June 9, 2011 3.49 pm This story is over 153 months old

High-five for city centre wardens

City guardians: Three men who help keep Lincoln’s city centre up-to-scratch are celebrating five years of service.

City Centre Wardens Steve Roney, Lance Hodgins and Martin Dunning on patrol

Three men who are part of a service designed to make Lincoln a cleaner, safer and more welcoming place to live, will be celebrating five years of service on Friday.

Lance Hodgins, Steve Roney and Martin Dunning are employed by Lincoln BIG for the City Centre Wardens scheme.
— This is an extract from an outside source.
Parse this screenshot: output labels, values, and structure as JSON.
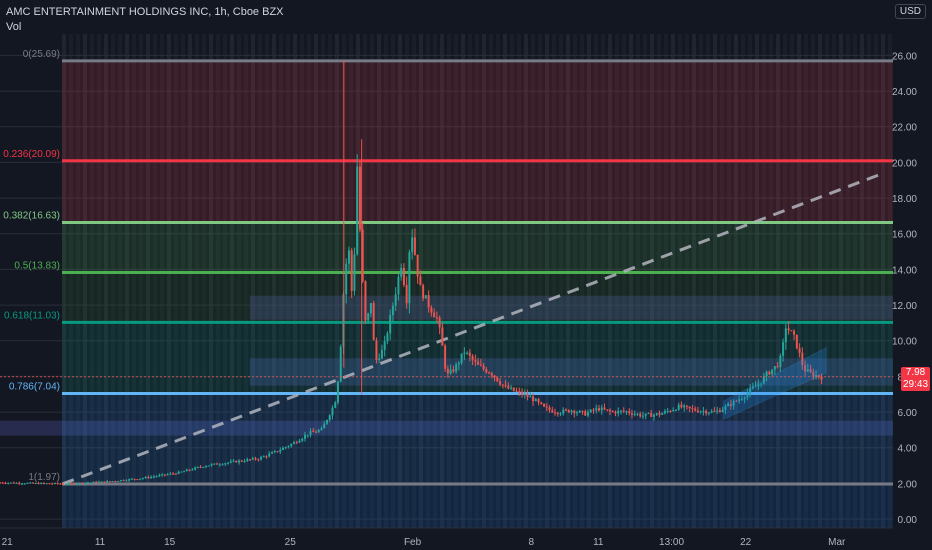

They will be in City Square on June 10 between 10am and 2pm, welcoming people to visit their exhibition about what they achieved over the past five years.

During its lifetime so far, the team has handled 3,356 jobs, including signposting visitors, assisting stores with cases of shoplifting, helping to reunite missing children with their parents and brightening up the streetscene.
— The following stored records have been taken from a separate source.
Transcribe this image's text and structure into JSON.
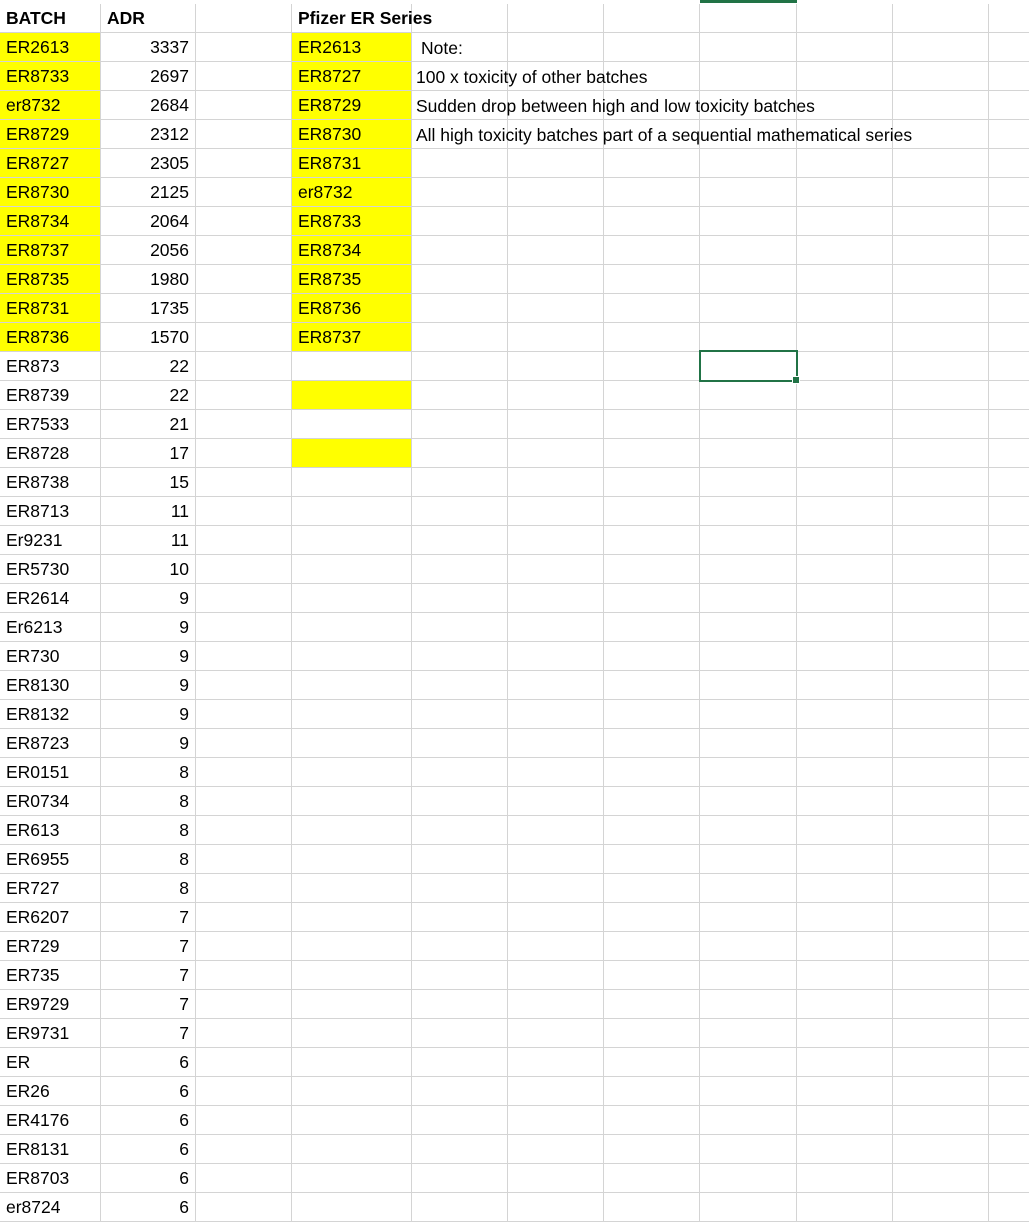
{
  "sheet": {
    "headers": {
      "batch": "BATCH",
      "adr": "ADR",
      "series": "Pfizer ER Series"
    },
    "rows": [
      {
        "batch": "ER2613",
        "adr": "3337",
        "series": "ER2613",
        "hl_batch": true,
        "hl_series": true
      },
      {
        "batch": "ER8733",
        "adr": "2697",
        "series": "ER8727",
        "hl_batch": true,
        "hl_series": true
      },
      {
        "batch": "er8732",
        "adr": "2684",
        "series": "ER8729",
        "hl_batch": true,
        "hl_series": true
      },
      {
        "batch": "ER8729",
        "adr": "2312",
        "series": "ER8730",
        "hl_batch": true,
        "hl_series": true
      },
      {
        "batch": "ER8727",
        "adr": "2305",
        "series": "ER8731",
        "hl_batch": true,
        "hl_series": true
      },
      {
        "batch": "ER8730",
        "adr": "2125",
        "series": "er8732",
        "hl_batch": true,
        "hl_series": true
      },
      {
        "batch": "ER8734",
        "adr": "2064",
        "series": "ER8733",
        "hl_batch": true,
        "hl_series": true
      },
      {
        "batch": "ER8737",
        "adr": "2056",
        "series": "ER8734",
        "hl_batch": true,
        "hl_series": true
      },
      {
        "batch": "ER8735",
        "adr": "1980",
        "series": "ER8735",
        "hl_batch": true,
        "hl_series": true
      },
      {
        "batch": "ER8731",
        "adr": "1735",
        "series": "ER8736",
        "hl_batch": true,
        "hl_series": true
      },
      {
        "batch": "ER8736",
        "adr": "1570",
        "series": "ER8737",
        "hl_batch": true,
        "hl_series": true
      },
      {
        "batch": "ER873",
        "adr": "22",
        "series": "",
        "hl_batch": false,
        "hl_series": false
      },
      {
        "batch": "ER8739",
        "adr": "22",
        "series": "",
        "hl_batch": false,
        "hl_series": true
      },
      {
        "batch": "ER7533",
        "adr": "21",
        "series": "",
        "hl_batch": false,
        "hl_series": false
      },
      {
        "batch": "ER8728",
        "adr": "17",
        "series": "",
        "hl_batch": false,
        "hl_series": true
      },
      {
        "batch": "ER8738",
        "adr": "15",
        "series": "",
        "hl_batch": false,
        "hl_series": false
      },
      {
        "batch": "ER8713",
        "adr": "11",
        "series": "",
        "hl_batch": false,
        "hl_series": false
      },
      {
        "batch": "Er9231",
        "adr": "11",
        "series": "",
        "hl_batch": false,
        "hl_series": false
      },
      {
        "batch": "ER5730",
        "adr": "10",
        "series": "",
        "hl_batch": false,
        "hl_series": false
      },
      {
        "batch": "ER2614",
        "adr": "9",
        "series": "",
        "hl_batch": false,
        "hl_series": false
      },
      {
        "batch": "Er6213",
        "adr": "9",
        "series": "",
        "hl_batch": false,
        "hl_series": false
      },
      {
        "batch": "ER730",
        "adr": "9",
        "series": "",
        "hl_batch": false,
        "hl_series": false
      },
      {
        "batch": "ER8130",
        "adr": "9",
        "series": "",
        "hl_batch": false,
        "hl_series": false
      },
      {
        "batch": "ER8132",
        "adr": "9",
        "series": "",
        "hl_batch": false,
        "hl_series": false
      },
      {
        "batch": "ER8723",
        "adr": "9",
        "series": "",
        "hl_batch": false,
        "hl_series": false
      },
      {
        "batch": "ER0151",
        "adr": "8",
        "series": "",
        "hl_batch": false,
        "hl_series": false
      },
      {
        "batch": "ER0734",
        "adr": "8",
        "series": "",
        "hl_batch": false,
        "hl_series": false
      },
      {
        "batch": "ER613",
        "adr": "8",
        "series": "",
        "hl_batch": false,
        "hl_series": false
      },
      {
        "batch": "ER6955",
        "adr": "8",
        "series": "",
        "hl_batch": false,
        "hl_series": false
      },
      {
        "batch": "ER727",
        "adr": "8",
        "series": "",
        "hl_batch": false,
        "hl_series": false
      },
      {
        "batch": "ER6207",
        "adr": "7",
        "series": "",
        "hl_batch": false,
        "hl_series": false
      },
      {
        "batch": "ER729",
        "adr": "7",
        "series": "",
        "hl_batch": false,
        "hl_series": false
      },
      {
        "batch": "ER735",
        "adr": "7",
        "series": "",
        "hl_batch": false,
        "hl_series": false
      },
      {
        "batch": "ER9729",
        "adr": "7",
        "series": "",
        "hl_batch": false,
        "hl_series": false
      },
      {
        "batch": "ER9731",
        "adr": "7",
        "series": "",
        "hl_batch": false,
        "hl_series": false
      },
      {
        "batch": "ER",
        "adr": "6",
        "series": "",
        "hl_batch": false,
        "hl_series": false
      },
      {
        "batch": "ER26",
        "adr": "6",
        "series": "",
        "hl_batch": false,
        "hl_series": false
      },
      {
        "batch": "ER4176",
        "adr": "6",
        "series": "",
        "hl_batch": false,
        "hl_series": false
      },
      {
        "batch": "ER8131",
        "adr": "6",
        "series": "",
        "hl_batch": false,
        "hl_series": false
      },
      {
        "batch": "ER8703",
        "adr": "6",
        "series": "",
        "hl_batch": false,
        "hl_series": false
      },
      {
        "batch": "er8724",
        "adr": "6",
        "series": "",
        "hl_batch": false,
        "hl_series": false
      }
    ],
    "notes": {
      "title": "Note:",
      "line1": "100 x toxicity of other batches",
      "line2": "Sudden drop between high and low toxicity batches",
      "line3": "All high toxicity batches part of a sequential mathematical series"
    },
    "highlight_color": "#ffff00",
    "selection_color": "#217346",
    "gridline_color": "#d4d4d4"
  }
}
Last year, the wardens, who are all First Aid and defibrillator-trained, made 3,779 patrols and removed 1,053 lots of graffiti. Their work also involves liaison with the city’s PCSOs, CCTV and Highways staff.

Lincoln CCTV staff have used radio contact to alert the wardens to incidents where they have been able to offer First Aid, deal with traffic problems and, on a lighter note, even return disorientated swans to Brayford Pool.

The wardens can also issue fixed penalty notices to people seen scattering litter or failing to clean-up their dog’s mess.

Lincoln BIG Operations Manager Mick Lake said the wardens deal with issues ranging from graffiti and flyposter removal through to the refurbishment of benches, railings and bollards.

“The wardens are out and about seven days a week, making the city a more pleasant place to visit. I can only imagine what it would look like if they had not already removed over 1,000 items of graffiti or 600 flyposters,” Lake said.

Warden Lance Hodgins said: “I used to be a school caretaker and that experience has held me in good stead when it comes to being a ‘caretaker’ for this lovely city, which is attracting more and more people all the time.”

Dunning added: “This job is so varied. One minute you can be busy painting a piece of street furniture and the next, assisting a store which is faced with dealing with a suspected shoplifter.”

Source: Lincoln BIG